BACKGROUND: Osteoarthritis is the most prevalent form of joint disease, and the most common location is the knee.

OBJECTIVES: The aim of this study was to determine the effect of acupuncture treatment and physiotherapy on pain, physical function, and quality of life (QOL) in patients with knee osteoarthritis (KOA).

STUDY DESIGN: This study was a prospective, randomized, controlled clinical trial.

SETTINGS: The research took place in the interventional pain unit of a tertiary center in a university hospital.

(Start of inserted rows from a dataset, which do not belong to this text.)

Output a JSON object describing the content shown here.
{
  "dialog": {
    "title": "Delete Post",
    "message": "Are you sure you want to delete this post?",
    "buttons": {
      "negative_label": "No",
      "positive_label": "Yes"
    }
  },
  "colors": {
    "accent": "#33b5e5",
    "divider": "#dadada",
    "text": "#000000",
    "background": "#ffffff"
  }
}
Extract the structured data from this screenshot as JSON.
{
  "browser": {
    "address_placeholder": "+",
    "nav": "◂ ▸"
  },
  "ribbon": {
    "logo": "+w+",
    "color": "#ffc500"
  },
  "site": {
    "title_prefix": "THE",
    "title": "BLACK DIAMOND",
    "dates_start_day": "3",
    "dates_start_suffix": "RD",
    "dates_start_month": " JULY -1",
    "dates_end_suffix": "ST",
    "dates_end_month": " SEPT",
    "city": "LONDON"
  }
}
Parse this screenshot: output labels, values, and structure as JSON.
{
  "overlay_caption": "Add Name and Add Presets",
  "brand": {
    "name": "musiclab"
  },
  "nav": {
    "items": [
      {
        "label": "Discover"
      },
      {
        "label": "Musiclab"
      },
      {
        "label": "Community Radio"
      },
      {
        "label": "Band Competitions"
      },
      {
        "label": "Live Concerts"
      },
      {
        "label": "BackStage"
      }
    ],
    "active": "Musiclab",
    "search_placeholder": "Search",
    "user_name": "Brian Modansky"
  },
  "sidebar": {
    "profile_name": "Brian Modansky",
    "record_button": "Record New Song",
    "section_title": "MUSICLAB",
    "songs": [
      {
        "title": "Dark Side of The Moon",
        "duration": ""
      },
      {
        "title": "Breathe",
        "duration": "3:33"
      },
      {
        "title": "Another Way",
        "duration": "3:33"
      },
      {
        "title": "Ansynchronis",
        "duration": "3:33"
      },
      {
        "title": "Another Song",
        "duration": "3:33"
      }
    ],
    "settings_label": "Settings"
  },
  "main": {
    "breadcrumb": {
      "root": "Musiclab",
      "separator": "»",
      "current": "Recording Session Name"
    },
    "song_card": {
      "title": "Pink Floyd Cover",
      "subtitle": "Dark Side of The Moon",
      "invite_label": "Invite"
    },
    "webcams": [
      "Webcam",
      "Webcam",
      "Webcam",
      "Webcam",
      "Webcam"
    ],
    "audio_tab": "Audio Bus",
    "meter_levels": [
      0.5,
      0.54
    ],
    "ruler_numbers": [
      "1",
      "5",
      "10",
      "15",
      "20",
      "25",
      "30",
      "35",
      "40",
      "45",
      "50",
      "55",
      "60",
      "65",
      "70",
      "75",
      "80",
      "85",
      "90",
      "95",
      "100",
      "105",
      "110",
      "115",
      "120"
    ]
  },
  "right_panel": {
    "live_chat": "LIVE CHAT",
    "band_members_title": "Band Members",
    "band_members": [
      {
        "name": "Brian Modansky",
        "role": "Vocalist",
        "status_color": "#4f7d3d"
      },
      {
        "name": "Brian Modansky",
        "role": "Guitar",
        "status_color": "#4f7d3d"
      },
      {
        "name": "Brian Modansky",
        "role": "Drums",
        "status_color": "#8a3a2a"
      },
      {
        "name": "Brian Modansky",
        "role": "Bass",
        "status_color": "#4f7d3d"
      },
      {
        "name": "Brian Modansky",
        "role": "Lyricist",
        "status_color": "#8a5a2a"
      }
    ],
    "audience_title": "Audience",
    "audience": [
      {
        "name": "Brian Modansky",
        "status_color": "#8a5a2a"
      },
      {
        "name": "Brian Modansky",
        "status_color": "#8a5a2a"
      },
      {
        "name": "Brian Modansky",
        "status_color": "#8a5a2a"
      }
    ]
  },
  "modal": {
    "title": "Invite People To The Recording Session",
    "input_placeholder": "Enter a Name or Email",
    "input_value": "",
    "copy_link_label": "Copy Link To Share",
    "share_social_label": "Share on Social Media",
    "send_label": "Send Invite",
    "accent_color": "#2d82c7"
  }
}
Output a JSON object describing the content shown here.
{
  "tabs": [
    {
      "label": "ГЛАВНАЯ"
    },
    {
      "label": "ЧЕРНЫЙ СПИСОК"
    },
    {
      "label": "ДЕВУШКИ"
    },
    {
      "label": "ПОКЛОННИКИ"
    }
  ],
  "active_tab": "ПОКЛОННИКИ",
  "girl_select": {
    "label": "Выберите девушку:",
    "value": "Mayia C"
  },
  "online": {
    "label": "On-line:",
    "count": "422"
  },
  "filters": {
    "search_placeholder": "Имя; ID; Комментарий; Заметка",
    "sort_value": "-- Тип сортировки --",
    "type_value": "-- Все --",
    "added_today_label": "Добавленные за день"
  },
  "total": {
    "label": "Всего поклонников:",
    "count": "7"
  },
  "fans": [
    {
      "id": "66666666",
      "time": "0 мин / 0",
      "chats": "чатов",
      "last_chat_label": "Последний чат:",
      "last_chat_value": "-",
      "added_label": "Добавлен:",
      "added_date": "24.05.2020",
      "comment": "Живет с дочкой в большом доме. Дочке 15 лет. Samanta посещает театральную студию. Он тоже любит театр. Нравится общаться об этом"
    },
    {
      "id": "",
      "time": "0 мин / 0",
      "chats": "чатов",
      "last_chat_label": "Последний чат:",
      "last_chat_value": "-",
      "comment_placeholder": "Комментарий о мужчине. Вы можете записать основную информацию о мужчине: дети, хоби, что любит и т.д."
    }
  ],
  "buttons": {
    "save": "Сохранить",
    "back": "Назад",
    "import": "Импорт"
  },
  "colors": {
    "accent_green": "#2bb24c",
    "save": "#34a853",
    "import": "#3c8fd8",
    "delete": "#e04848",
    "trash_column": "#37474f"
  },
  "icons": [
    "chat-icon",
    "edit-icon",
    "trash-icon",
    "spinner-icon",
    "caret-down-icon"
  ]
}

METHODS: One hundred patients with KOA were randomly divided into the acupuncture group and the physiotherapy group. Both treatments were given in 12 sessions over 6 weeks. Thirteen acupuncture points were selected for the knee. Local points were GB34, SP10, SP9, ST36, ST35, ST34, EX-LE2, EX-LE5, EXLE4, and distal (distant) points were defined as KI3, SP6, LI4, and ST41. The Visual Analog Scale (VAS) was used to measure pain intensity. The Western Ontario and McMaster Universities Osteoarthritis Index (WOMAC) and the 36-Item Short Form Health Survey (SF-36) were used to determine functional status and health-related QOL, respectively. All patients were evaluated at baseline, after the last treatment, and at the 12-week follow-up period.

RESULTS: There was no statistically significant difference between the acupuncture group and physiotherapy group in terms of pain, total WOMAC, and SF-36 levels at baseline, after treatment, and at the 12th week after treatment (P > 0.05). Both treatments significantly improved functional status (acupuncture, from 63.8 ± 20.81 to 53.72 ± 19.43; and physiotherapy, from 59.04 ± 21.49 to 52.28 ± 19.54; P < 0.05) and decreased the level of pain assessed by VAS (acupuncture, from 8.32 ± 1.61 to 5.54 ± 2.34; and physiotherapy, from 7.86 ± 1.9 to 5.68 ± 2.42; P < 0.05) at the 12-week follow-up of the study. There was no adverse advent related to therapeutic methods.

LIMITATIONS: Sham or placebo control groups are lacking in this study.

CONCLUSIONS: The acupuncture and physiotherapy performed twice weekly for 6 weeks have similar effects with regard to pain, functional status, and QOL. There were no significant differences between the acupuncture and physiotherapy groups in relief of pain, improved functional status, and QOL in the treatment of KOA. Both acupuncture and physiotherapy treatments were found to yield significantly superior results when compared with baseline values.

KEY WORD: Knee osteoarthritis, acupuncture, physiotherapy, randomized clinical trial